Here, Brosnan plays Peter Devereaux, who in his day was known for his unwillingness to form personal attachments that could compromise his duties. Like all spies, though, he had his secrets: When the woman he once loved (and who secretly bore him a daughter) dies while spying in Moscow, he becomes the enemy of her killer — his old protege David Mason (Luke Bracey), whose bosses at Langley ordered the hit lest she be captured by the Russians.

Make that one Russian in particular: Corrupt former general Arkady Federov (Lazar Ristovski), who is on track to be the next Russian president and wants to erase anyone who knows about the atrocities he committed in the Second Chechen War. Devereaux's ex was one of those secret-holders, and in following her leads he winds up saving Alice Fournier (Olga Kurylenko) from Federov's top assassin. (Said killer is a woman, whose introductory scenes make one wonder why we so rarely meet hitmen who do balletic splits in order to limber up before a kill.)

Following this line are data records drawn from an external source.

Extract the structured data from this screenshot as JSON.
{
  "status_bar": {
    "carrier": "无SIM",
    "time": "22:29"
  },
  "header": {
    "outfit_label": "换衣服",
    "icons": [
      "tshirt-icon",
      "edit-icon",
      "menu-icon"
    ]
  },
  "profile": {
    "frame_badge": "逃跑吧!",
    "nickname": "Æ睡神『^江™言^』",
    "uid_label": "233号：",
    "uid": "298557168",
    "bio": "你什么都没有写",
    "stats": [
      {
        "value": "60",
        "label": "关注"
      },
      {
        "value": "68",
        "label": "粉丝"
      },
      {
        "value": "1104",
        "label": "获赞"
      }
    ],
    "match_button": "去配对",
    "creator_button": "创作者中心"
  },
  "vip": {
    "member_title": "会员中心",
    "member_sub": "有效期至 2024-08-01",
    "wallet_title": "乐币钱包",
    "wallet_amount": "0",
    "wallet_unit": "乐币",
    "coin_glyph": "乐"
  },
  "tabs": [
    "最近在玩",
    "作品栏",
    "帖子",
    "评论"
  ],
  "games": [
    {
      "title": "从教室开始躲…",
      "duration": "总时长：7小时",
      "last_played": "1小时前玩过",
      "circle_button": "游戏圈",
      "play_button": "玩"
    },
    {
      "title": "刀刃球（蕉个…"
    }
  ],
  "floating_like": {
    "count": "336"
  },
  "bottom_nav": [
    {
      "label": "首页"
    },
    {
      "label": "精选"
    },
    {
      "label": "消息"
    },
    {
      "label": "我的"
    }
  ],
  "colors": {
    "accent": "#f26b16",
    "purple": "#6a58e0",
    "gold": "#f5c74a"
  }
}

Fournier is a social worker who has helped some of the girls Federov sold into the sex trade, including one named Mira he made his personal slave. Mira overheard a lot during those years, and powerful people around the globe want to find her before she tells anyone what she knows.

Though the film's cat-and-mouse scenes hardly compare to those in a Bourne movie, they're enjoyable and only occasionally ridiculous. (A long sequence in which Devereaux and Mason taunt each other on the phone during a chase makes little sense except for those longing to hear "You've lost your touch, old man" cliches.) Brosnan, whose old franchise made a smart turn away from superspy fantasy after his departure, plays the gritty side of spookdom well, and the film offers him (sometimes puzzling) opportunities to show just how nasty he can be, even as he's risking life and limb to save a stranger.

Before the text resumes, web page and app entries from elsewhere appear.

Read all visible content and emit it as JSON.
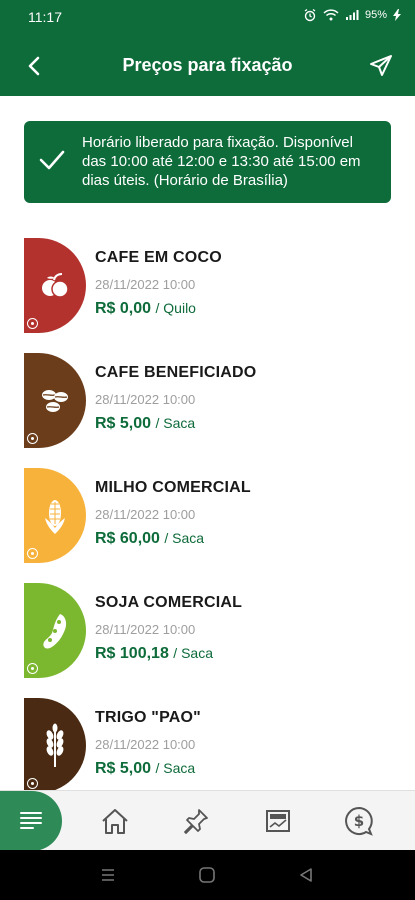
{
  "status_bar": {
    "time": "11:17",
    "battery": "95%"
  },
  "app_bar": {
    "title": "Preços para fixação"
  },
  "notice": {
    "text": "Horário liberado para fixação. Disponível das 10:00 até 12:00 e 13:30 até 15:00 em dias úteis. (Horário de Brasília)"
  },
  "items": [
    {
      "name": "CAFE EM COCO",
      "date": "28/11/2022 10:00",
      "price": "R$ 0,00",
      "unit": "/ Quilo",
      "color": "#b3322e",
      "icon": "coffee-cherry-icon"
    },
    {
      "name": "CAFE BENEFICIADO",
      "date": "28/11/2022 10:00",
      "price": "R$ 5,00",
      "unit": "/ Saca",
      "color": "#6b3d1b",
      "icon": "coffee-beans-icon"
    },
    {
      "name": "MILHO COMERCIAL",
      "date": "28/11/2022 10:00",
      "price": "R$ 60,00",
      "unit": "/ Saca",
      "color": "#f7b23b",
      "icon": "corn-icon"
    },
    {
      "name": "SOJA COMERCIAL",
      "date": "28/11/2022 10:00",
      "price": "R$ 100,18",
      "unit": "/ Saca",
      "color": "#7cb82f",
      "icon": "soybean-icon"
    },
    {
      "name": "TRIGO \"PAO\"",
      "date": "28/11/2022 10:00",
      "price": "R$ 5,00",
      "unit": "/ Saca",
      "color": "#4a2a12",
      "icon": "wheat-icon"
    }
  ],
  "colors": {
    "primary": "#0e6b3a",
    "accent": "#2e8b57"
  }
}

"Don't put your faith in me, Alice — I promise I'll disappoint you," Peter says at one point, and Brosnan's grave delivery almost makes you ignore the fact that it's exactly the kind of line Pee-wee Herman ruined for troubled loners when he gave Dottie the kiss-off back in 1985. This episode in Granger's November Man series, There Are No Spies, was published two years after that, and Michael Finch and Karl Gajdusek's script does little to disguise the fact that we've seen and heard all of this many, many times since.

Production company: Irish DreamTime, Das Films
Cast: Pierce Brosnan, Olga Kurylenko, Luke Bracey, Bill Smitrovich, Will Patton, Eliza Taylor, Lazar Ristovski
Director: Roger Donaldson
Screenwriters: Michael Finch, Karl Gajdusek
Based on the novel "There Are No Spies" by Bill Granger
Producers: Sriram Das, Beau St. Clair
Executive producers: Pierce Brosnan, Remington Chase, Grant Cramer, Scott Fischer, Kevin Scott Frakes, Corey Large, Myles Nestel, Alan Pao, Ankur Rungta, Vishal Rungta, Raj Brinder Singh, Kevan Van Thompson
Director of photography: Romain Lacourbas
Production designer: Kevin Kavanaugh
Costume designer: Bojana Nikitovic
Editor: John Gilbert
Music: Marco Beltrami

Rated R, 108 minutes